━━━━━ DATA RECORDS ━━━━━

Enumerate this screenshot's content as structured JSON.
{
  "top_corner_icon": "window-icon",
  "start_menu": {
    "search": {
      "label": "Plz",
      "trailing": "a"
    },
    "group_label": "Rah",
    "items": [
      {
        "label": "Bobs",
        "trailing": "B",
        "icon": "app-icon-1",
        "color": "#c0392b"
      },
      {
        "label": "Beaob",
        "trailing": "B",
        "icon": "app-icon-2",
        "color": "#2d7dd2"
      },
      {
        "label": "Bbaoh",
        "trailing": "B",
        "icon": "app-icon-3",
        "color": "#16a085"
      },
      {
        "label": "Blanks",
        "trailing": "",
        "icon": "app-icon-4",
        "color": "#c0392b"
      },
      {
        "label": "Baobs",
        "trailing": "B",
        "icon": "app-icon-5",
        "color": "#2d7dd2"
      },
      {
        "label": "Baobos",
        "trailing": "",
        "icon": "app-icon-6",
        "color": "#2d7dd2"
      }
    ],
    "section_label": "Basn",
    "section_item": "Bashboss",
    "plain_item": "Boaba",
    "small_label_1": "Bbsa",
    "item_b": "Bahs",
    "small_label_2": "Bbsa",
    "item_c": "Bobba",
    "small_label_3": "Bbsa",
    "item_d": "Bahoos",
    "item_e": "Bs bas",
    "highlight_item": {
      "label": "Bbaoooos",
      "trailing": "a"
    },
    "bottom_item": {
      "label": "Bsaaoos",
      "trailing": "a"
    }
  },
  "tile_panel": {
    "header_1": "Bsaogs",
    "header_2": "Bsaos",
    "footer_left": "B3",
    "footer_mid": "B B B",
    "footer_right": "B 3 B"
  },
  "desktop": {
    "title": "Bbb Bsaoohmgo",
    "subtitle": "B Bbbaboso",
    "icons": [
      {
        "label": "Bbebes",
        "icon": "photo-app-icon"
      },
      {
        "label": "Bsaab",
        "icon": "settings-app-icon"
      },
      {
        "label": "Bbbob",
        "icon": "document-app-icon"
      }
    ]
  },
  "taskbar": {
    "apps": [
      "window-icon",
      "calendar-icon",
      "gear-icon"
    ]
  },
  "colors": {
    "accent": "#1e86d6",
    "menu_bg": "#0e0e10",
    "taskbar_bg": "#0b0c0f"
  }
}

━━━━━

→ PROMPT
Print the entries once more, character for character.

→ SOLVED PROBLEM
Enumerate this screenshot's content as structured JSON.
{
  "top_corner_icon": "window-icon",
  "start_menu": {
    "search": {
      "label": "Plz",
      "trailing": "a"
    },
    "group_label": "Rah",
    "items": [
      {
        "label": "Bobs",
        "trailing": "B",
        "icon": "app-icon-1",
        "color": "#c0392b"
      },
      {
        "label": "Beaob",
        "trailing": "B",
        "icon": "app-icon-2",
        "color": "#2d7dd2"
      },
      {
        "label": "Bbaoh",
        "trailing": "B",
        "icon": "app-icon-3",
        "color": "#16a085"
      },
      {
        "label": "Blanks",
        "trailing": "",
        "icon": "app-icon-4",
        "color": "#c0392b"
      },
      {
        "label": "Baobs",
        "trailing": "B",
        "icon": "app-icon-5",
        "color": "#2d7dd2"
      },
      {
        "label": "Baobos",
        "trailing": "",
        "icon": "app-icon-6",
        "color": "#2d7dd2"
      }
    ],
    "section_label": "Basn",
    "section_item": "Bashboss",
    "plain_item": "Boaba",
    "small_label_1": "Bbsa",
    "item_b": "Bahs",
    "small_label_2": "Bbsa",
    "item_c": "Bobba",
    "small_label_3": "Bbsa",
    "item_d": "Bahoos",
    "item_e": "Bs bas",
    "highlight_item": {
      "label": "Bbaoooos",
      "trailing": "a"
    },
    "bottom_item": {
      "label": "Bsaaoos",
      "trailing": "a"
    }
  },
  "tile_panel": {
    "header_1": "Bsaogs",
    "header_2": "Bsaos",
    "footer_left": "B3",
    "footer_mid": "B B B",
    "footer_right": "B 3 B"
  },
  "desktop": {
    "title": "Bbb Bsaoohmgo",
    "subtitle": "B Bbbaboso",
    "icons": [
      {
        "label": "Bbebes",
        "icon": "photo-app-icon"
      },
      {
        "label": "Bsaab",
        "icon": "settings-app-icon"
      },
      {
        "label": "Bbbob",
        "icon": "document-app-icon"
      }
    ]
  },
  "taskbar": {
    "apps": [
      "window-icon",
      "calendar-icon",
      "gear-icon"
    ]
  },
  "colors": {
    "accent": "#1e86d6",
    "menu_bg": "#0e0e10",
    "taskbar_bg": "#0b0c0f"
  }
}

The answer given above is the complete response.